Exercise instructions
Give back the records in full, with every line exactly as it was.

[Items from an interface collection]
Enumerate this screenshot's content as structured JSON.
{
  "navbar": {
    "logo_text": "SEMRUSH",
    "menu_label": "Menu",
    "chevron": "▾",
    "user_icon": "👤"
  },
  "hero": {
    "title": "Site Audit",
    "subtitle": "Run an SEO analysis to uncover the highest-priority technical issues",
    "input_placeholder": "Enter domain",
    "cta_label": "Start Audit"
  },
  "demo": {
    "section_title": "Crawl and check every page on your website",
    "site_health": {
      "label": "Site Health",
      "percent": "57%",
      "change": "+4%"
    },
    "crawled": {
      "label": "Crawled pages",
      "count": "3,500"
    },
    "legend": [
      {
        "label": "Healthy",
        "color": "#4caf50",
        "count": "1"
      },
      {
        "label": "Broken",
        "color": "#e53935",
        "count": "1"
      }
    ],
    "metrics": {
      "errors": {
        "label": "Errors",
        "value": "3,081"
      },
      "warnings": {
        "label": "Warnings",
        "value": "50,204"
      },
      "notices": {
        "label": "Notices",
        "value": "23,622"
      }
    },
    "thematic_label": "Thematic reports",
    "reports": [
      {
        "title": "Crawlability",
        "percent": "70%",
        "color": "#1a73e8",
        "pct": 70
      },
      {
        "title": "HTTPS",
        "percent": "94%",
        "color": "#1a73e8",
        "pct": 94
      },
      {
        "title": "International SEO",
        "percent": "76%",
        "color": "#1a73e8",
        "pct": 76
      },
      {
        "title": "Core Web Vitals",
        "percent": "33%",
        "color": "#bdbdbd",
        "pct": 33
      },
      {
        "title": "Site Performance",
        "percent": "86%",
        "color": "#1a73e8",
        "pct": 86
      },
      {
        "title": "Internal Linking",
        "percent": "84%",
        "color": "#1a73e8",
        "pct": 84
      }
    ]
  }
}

Answer to the problem
Enumerate this screenshot's content as structured JSON.
{
  "navbar": {
    "logo_text": "SEMRUSH",
    "menu_label": "Menu",
    "chevron": "▾",
    "user_icon": "👤"
  },
  "hero": {
    "title": "Site Audit",
    "subtitle": "Run an SEO analysis to uncover the highest-priority technical issues",
    "input_placeholder": "Enter domain",
    "cta_label": "Start Audit"
  },
  "demo": {
    "section_title": "Crawl and check every page on your website",
    "site_health": {
      "label": "Site Health",
      "percent": "57%",
      "change": "+4%"
    },
    "crawled": {
      "label": "Crawled pages",
      "count": "3,500"
    },
    "legend": [
      {
        "label": "Healthy",
        "color": "#4caf50",
        "count": "1"
      },
      {
        "label": "Broken",
        "color": "#e53935",
        "count": "1"
      }
    ],
    "metrics": {
      "errors": {
        "label": "Errors",
        "value": "3,081"
      },
      "warnings": {
        "label": "Warnings",
        "value": "50,204"
      },
      "notices": {
        "label": "Notices",
        "value": "23,622"
      }
    },
    "thematic_label": "Thematic reports",
    "reports": [
      {
        "title": "Crawlability",
        "percent": "70%",
        "color": "#1a73e8",
        "pct": 70
      },
      {
        "title": "HTTPS",
        "percent": "94%",
        "color": "#1a73e8",
        "pct": 94
      },
      {
        "title": "International SEO",
        "percent": "76%",
        "color": "#1a73e8",
        "pct": 76
      },
      {
        "title": "Core Web Vitals",
        "percent": "33%",
        "color": "#bdbdbd",
        "pct": 33
      },
      {
        "title": "Site Performance",
        "percent": "86%",
        "color": "#1a73e8",
        "pct": 86
      },
      {
        "title": "Internal Linking",
        "percent": "84%",
        "color": "#1a73e8",
        "pct": 84
      }
    ]
  }
}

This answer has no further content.